As the smoke clears after Sex Week 2014, reflection and assessment has begun. Only its second year on campus, Sex Week has made its impact felt since being introduced in spring 2013.
Similarly to last year, the "Lip Sync for Your Life: Drag Show," co-sponsored with Lambda Student Union, was the most popular event, boasting more than 500 attendees.
Summer Awad, executive board member of SEAT and sophomore studying sociology, said approximately 60 people had to be turned away at the door.
Events with speakers like Megan Andelloux, who brought in more than 200 attendees, were also popular.

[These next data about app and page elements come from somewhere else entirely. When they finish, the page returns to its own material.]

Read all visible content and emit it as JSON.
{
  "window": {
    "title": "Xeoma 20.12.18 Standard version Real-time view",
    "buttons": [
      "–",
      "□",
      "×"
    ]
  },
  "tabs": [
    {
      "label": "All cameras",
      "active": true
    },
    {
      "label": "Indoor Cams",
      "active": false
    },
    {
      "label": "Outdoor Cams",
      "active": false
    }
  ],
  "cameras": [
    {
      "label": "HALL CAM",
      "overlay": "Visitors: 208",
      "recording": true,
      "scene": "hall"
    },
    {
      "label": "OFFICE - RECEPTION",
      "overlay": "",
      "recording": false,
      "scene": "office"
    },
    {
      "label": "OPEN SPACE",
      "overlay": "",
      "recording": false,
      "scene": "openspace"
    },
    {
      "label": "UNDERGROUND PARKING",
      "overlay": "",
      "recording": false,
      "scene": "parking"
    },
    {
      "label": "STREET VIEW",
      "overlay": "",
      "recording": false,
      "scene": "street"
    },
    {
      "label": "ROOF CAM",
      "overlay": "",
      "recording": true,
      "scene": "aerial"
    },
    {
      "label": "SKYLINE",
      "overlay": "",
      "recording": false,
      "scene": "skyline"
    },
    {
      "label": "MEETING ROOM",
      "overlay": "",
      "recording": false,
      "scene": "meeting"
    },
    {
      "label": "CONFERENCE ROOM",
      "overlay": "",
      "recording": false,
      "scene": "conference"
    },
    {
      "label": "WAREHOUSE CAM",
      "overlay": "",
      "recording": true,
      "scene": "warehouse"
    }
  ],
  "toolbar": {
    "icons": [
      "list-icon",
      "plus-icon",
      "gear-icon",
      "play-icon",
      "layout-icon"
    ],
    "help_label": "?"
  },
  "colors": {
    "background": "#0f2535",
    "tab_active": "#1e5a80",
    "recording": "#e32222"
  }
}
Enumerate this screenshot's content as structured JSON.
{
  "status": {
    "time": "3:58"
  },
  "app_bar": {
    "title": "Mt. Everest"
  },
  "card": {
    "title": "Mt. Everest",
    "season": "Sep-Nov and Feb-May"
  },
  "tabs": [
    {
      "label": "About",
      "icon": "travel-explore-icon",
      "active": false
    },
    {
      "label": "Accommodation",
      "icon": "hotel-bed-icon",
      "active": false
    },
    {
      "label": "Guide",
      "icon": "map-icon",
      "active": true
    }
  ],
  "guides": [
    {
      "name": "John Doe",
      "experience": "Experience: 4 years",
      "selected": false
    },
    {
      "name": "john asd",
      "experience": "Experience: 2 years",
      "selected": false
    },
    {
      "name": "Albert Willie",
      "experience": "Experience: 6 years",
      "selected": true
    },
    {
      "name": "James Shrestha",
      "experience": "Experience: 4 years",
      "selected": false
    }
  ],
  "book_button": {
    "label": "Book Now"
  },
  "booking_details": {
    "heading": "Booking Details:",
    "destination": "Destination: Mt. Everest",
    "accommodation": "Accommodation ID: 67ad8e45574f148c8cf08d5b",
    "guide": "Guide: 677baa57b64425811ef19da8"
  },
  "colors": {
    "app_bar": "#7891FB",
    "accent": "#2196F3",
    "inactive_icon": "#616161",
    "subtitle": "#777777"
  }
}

Colleen Ryan, member of the SEAT executive board and freshman global studies, said Tristan Taormino, a sex educator and pornographic film director, was another favorite. However, he noted, it is typically the edgier events that draw fire from the public and the legislature.
Nathan Harden, author of "Sex & God at Yale: Porn, Political Correctness, and a Good Education Gone Bad," was critical of Sex Week's decision to retain events of this nature after last year's funding crisis.
Taormino, in fact, spoke at Yale during Harden's time there. Harden stated that Taormino makes and sells porn in addition to her career as a speaker. Before her speaking engagement at Yale, Harden recalls Taormino selling porn DVDs and merchandise out of her car to his classmates.
"She has nothing to say to a student that's worth paying to hear," Harden said. "... She is part of an industry that proudly makes money by sexually exploiting and objectifying women, thereby demeaning all of us.
"These people are out for a profit; they aren't educators."
Ryan, however, remained firm in Taormino's value as an invited guest.
"I don't feel that any of our events crossed ethical or moral lines," Ryan said. "I believe all of our events were educational in some manner, albeit not in the traditional sense."
Although Taormino is not an accredited sexologist, Sex Week at UT hosted a number of events instructed by professors, Planned Parenthood representatives and certified sexologists like Andelloux and Dr. Lindsey Doe, another of Sex Week's speakers.
Sexologists are accredited by the American Association of Sexuality Educators, Counselors and Therapists, the American College of Sexologists or the American Board of Sexology among others.
"We only allow professionals in sexuality education to answer questions about sexuality from positions of authority," Awad said.
Despite also hosting events addressing safety, abstinence, long-term intimacy and religion, Harden found fault with Sex Week's "one-sided, extremely liberal view of sex" which posits the idea that "if you aren't having it as often as possible, with as many people as possible, in as many bizarre ways as possible, there is something wrong with you."
But out of Sex Week, there may come a major shift in UT education.
Awad confirmed that SEAT is in the process of creating a comprehensive sexual assault course that would be mandatory for all freshmen.
"We are trying to change the conversation surrounding this so that people begin talking about sexual assault in the context of rape culture and sexual repression and so that we may begin pointing out when things are not working rather than maintaining the status quo," Awad said. "I think this cultural shift is where we have the potential to make the biggest impact."